At-Home Urine Collection as a Diagnostic Tool for Prostate Cancer
Posted: Friday, January 10, 2020
International research scientists have developed a new method to diagnose prostate cancer using at-home urine samples. The test reportedly predicts whether patients will require treatment up to 5 years earlier than standard clinical methods, according to Jeremy Clark, MD, of the University of East Anglia and the Norfolk and Norwich University Hospital, United Kingdom, and colleagues.
“Using our at-home test could in the future revolutionize how those on active surveillance are monitored for disease progression, with men only having to visit the clinic for a positive urine result,” stated Dr. Clark in an institutional press release. “This is in contrast with the current situation, where men are recalled to the clinic every 6 to 12 months for painful and expensive biopsies.”

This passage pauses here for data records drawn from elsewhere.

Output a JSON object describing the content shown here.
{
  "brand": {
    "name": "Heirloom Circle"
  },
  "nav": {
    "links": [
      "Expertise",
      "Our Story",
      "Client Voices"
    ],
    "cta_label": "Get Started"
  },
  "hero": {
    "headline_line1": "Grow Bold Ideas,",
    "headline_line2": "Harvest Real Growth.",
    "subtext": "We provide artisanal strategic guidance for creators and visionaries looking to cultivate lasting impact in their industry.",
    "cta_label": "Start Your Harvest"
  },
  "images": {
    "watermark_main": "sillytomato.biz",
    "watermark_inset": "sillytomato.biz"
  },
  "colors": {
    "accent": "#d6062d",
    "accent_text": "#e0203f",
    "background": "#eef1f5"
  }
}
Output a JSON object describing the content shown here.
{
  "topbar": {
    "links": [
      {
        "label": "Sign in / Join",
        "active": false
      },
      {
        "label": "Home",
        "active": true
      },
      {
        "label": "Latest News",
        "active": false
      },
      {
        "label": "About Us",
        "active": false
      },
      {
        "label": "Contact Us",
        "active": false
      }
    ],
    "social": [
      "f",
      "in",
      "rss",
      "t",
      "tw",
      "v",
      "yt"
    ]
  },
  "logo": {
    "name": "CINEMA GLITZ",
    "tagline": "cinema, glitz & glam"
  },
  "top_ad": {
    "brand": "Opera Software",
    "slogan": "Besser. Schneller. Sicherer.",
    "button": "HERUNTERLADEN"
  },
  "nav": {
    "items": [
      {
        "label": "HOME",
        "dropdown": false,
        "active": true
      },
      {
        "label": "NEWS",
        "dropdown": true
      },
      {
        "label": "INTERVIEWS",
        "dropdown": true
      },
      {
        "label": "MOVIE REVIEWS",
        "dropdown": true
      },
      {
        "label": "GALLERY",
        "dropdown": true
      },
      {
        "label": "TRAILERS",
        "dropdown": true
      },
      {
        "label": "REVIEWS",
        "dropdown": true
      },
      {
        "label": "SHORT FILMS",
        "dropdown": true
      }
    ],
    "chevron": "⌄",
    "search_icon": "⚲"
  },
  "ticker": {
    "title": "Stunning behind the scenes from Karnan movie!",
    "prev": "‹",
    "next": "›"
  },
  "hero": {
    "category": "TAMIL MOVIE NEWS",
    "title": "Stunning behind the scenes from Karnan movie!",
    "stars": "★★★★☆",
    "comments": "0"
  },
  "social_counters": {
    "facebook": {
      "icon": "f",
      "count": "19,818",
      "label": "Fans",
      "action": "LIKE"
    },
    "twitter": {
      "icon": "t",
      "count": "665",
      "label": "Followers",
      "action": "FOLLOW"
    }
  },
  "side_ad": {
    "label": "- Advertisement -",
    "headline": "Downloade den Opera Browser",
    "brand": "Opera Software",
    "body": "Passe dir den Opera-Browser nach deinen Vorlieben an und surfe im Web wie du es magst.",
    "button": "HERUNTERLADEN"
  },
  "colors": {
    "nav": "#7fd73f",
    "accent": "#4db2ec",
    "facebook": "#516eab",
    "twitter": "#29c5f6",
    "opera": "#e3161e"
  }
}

The study, published in BioTechniques, used urine samples collected from men attending urology clinics at Norfolk and Norwich University Hospitals. All samples were collected with at-home kits before biopsy or 3 months after biopsy and prior to or after digital rectal examination. Upon receipt of the samples, RNA was extracted, amplified using reverse transcription polymerase chain reaction (PCR), then quantified by real-time PCR. The investigators showed that urine preservation is important by comparing RNA yields from preserved and nonpreserved samples, with up to 10% higher yields from preserved samples (P < .05).
The levels of known prostate cancer genes KLK2, PCA3, and TMPRSS2:ERG were compared between those collected from cells and those in cell-free vesicles, finding that levels of transcripts were higher in cell-free vesicles. According to the study authors, these transcripts originate in the cell-free fraction of urine, which may not require a digital rectal examination to extract.
The authors went on to compare urine samples between patients who had received the standard digital rectal examination prior to urine collection with those who had not received a digital rectal examination. The authors found the levels to be equivalent for KLK2 and PCA3; however, TMPRSS2:ERG was detectible more frequently in samples prior to digital rectal examination (P = .009).
Disclosure: The study authors reported no conflicts of interest.